**Exercise instructions**
Present the following entries again, word for word and in full.

App and web page records:
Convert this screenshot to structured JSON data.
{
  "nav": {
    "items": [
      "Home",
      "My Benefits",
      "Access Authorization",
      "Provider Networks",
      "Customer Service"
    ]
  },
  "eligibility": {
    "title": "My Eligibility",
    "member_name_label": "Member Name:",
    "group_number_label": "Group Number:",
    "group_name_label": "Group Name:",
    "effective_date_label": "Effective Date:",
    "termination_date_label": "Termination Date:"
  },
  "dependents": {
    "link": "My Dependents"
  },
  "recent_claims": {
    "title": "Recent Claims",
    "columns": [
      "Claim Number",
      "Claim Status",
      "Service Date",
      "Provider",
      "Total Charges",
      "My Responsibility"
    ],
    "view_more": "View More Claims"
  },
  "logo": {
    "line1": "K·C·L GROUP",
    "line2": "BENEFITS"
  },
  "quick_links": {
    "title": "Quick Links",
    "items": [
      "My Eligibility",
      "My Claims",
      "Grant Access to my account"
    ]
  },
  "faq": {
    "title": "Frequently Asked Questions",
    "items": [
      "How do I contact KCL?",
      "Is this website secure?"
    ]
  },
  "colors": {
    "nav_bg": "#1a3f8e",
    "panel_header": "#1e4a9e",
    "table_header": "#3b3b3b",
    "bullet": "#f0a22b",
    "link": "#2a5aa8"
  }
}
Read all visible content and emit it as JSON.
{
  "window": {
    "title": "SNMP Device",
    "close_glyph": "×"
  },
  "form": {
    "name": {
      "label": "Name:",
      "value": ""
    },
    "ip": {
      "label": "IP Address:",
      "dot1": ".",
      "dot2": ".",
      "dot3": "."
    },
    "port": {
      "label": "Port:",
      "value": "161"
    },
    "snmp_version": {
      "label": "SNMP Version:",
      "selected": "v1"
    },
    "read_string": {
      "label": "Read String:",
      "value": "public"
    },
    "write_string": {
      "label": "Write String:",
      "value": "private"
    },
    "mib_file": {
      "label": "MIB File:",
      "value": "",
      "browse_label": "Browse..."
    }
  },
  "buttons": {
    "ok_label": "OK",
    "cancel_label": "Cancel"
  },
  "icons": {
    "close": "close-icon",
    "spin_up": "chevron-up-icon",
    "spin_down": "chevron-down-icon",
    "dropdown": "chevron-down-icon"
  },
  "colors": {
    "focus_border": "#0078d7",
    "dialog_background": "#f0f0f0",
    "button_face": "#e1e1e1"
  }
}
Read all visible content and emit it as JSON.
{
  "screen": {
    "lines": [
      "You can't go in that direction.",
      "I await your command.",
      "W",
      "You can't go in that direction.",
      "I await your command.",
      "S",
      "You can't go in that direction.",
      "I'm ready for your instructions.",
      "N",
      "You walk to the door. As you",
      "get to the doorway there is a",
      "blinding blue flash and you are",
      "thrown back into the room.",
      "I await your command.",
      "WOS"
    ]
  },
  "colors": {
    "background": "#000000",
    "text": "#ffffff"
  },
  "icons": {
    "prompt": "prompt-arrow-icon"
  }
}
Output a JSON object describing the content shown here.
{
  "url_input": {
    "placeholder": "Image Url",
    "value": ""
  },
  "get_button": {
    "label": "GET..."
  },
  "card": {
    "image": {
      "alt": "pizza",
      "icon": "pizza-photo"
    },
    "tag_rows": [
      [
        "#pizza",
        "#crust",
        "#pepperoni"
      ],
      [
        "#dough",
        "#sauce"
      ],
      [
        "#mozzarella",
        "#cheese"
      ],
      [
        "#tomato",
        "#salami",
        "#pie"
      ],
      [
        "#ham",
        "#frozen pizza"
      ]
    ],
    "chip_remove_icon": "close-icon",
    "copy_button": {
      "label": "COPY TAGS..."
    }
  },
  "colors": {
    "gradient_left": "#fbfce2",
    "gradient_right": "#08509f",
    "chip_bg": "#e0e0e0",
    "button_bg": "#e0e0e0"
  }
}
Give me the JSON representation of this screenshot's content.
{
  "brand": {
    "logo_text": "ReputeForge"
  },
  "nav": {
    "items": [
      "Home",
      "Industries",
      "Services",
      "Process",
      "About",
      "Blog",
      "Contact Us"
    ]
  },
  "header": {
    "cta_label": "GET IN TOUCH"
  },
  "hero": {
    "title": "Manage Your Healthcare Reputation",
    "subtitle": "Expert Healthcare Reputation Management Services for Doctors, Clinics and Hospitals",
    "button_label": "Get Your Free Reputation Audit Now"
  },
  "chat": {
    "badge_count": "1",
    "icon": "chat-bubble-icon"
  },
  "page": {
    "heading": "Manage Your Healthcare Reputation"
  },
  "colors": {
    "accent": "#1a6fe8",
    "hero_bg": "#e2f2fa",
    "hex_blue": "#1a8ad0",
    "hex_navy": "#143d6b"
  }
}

**Output for this task**
Convert this screenshot to structured JSON data.
{
  "nav": {
    "items": [
      "Home",
      "My Benefits",
      "Access Authorization",
      "Provider Networks",
      "Customer Service"
    ]
  },
  "eligibility": {
    "title": "My Eligibility",
    "member_name_label": "Member Name:",
    "group_number_label": "Group Number:",
    "group_name_label": "Group Name:",
    "effective_date_label": "Effective Date:",
    "termination_date_label": "Termination Date:"
  },
  "dependents": {
    "link": "My Dependents"
  },
  "recent_claims": {
    "title": "Recent Claims",
    "columns": [
      "Claim Number",
      "Claim Status",
      "Service Date",
      "Provider",
      "Total Charges",
      "My Responsibility"
    ],
    "view_more": "View More Claims"
  },
  "logo": {
    "line1": "K·C·L GROUP",
    "line2": "BENEFITS"
  },
  "quick_links": {
    "title": "Quick Links",
    "items": [
      "My Eligibility",
      "My Claims",
      "Grant Access to my account"
    ]
  },
  "faq": {
    "title": "Frequently Asked Questions",
    "items": [
      "How do I contact KCL?",
      "Is this website secure?"
    ]
  },
  "colors": {
    "nav_bg": "#1a3f8e",
    "panel_header": "#1e4a9e",
    "table_header": "#3b3b3b",
    "bullet": "#f0a22b",
    "link": "#2a5aa8"
  }
}
Read all visible content and emit it as JSON.
{
  "window": {
    "title": "SNMP Device",
    "close_glyph": "×"
  },
  "form": {
    "name": {
      "label": "Name:",
      "value": ""
    },
    "ip": {
      "label": "IP Address:",
      "dot1": ".",
      "dot2": ".",
      "dot3": "."
    },
    "port": {
      "label": "Port:",
      "value": "161"
    },
    "snmp_version": {
      "label": "SNMP Version:",
      "selected": "v1"
    },
    "read_string": {
      "label": "Read String:",
      "value": "public"
    },
    "write_string": {
      "label": "Write String:",
      "value": "private"
    },
    "mib_file": {
      "label": "MIB File:",
      "value": "",
      "browse_label": "Browse..."
    }
  },
  "buttons": {
    "ok_label": "OK",
    "cancel_label": "Cancel"
  },
  "icons": {
    "close": "close-icon",
    "spin_up": "chevron-up-icon",
    "spin_down": "chevron-down-icon",
    "dropdown": "chevron-down-icon"
  },
  "colors": {
    "focus_border": "#0078d7",
    "dialog_background": "#f0f0f0",
    "button_face": "#e1e1e1"
  }
}
Read all visible content and emit it as JSON.
{
  "screen": {
    "lines": [
      "You can't go in that direction.",
      "I await your command.",
      "W",
      "You can't go in that direction.",
      "I await your command.",
      "S",
      "You can't go in that direction.",
      "I'm ready for your instructions.",
      "N",
      "You walk to the door. As you",
      "get to the doorway there is a",
      "blinding blue flash and you are",
      "thrown back into the room.",
      "I await your command.",
      "WOS"
    ]
  },
  "colors": {
    "background": "#000000",
    "text": "#ffffff"
  },
  "icons": {
    "prompt": "prompt-arrow-icon"
  }
}
Output a JSON object describing the content shown here.
{
  "url_input": {
    "placeholder": "Image Url",
    "value": ""
  },
  "get_button": {
    "label": "GET..."
  },
  "card": {
    "image": {
      "alt": "pizza",
      "icon": "pizza-photo"
    },
    "tag_rows": [
      [
        "#pizza",
        "#crust",
        "#pepperoni"
      ],
      [
        "#dough",
        "#sauce"
      ],
      [
        "#mozzarella",
        "#cheese"
      ],
      [
        "#tomato",
        "#salami",
        "#pie"
      ],
      [
        "#ham",
        "#frozen pizza"
      ]
    ],
    "chip_remove_icon": "close-icon",
    "copy_button": {
      "label": "COPY TAGS..."
    }
  },
  "colors": {
    "gradient_left": "#fbfce2",
    "gradient_right": "#08509f",
    "chip_bg": "#e0e0e0",
    "button_bg": "#e0e0e0"
  }
}
Give me the JSON representation of this screenshot's content.
{
  "brand": {
    "logo_text": "ReputeForge"
  },
  "nav": {
    "items": [
      "Home",
      "Industries",
      "Services",
      "Process",
      "About",
      "Blog",
      "Contact Us"
    ]
  },
  "header": {
    "cta_label": "GET IN TOUCH"
  },
  "hero": {
    "title": "Manage Your Healthcare Reputation",
    "subtitle": "Expert Healthcare Reputation Management Services for Doctors, Clinics and Hospitals",
    "button_label": "Get Your Free Reputation Audit Now"
  },
  "chat": {
    "badge_count": "1",
    "icon": "chat-bubble-icon"
  },
  "page": {
    "heading": "Manage Your Healthcare Reputation"
  },
  "colors": {
    "accent": "#1a6fe8",
    "hero_bg": "#e2f2fa",
    "hex_blue": "#1a8ad0",
    "hex_navy": "#143d6b"
  }
}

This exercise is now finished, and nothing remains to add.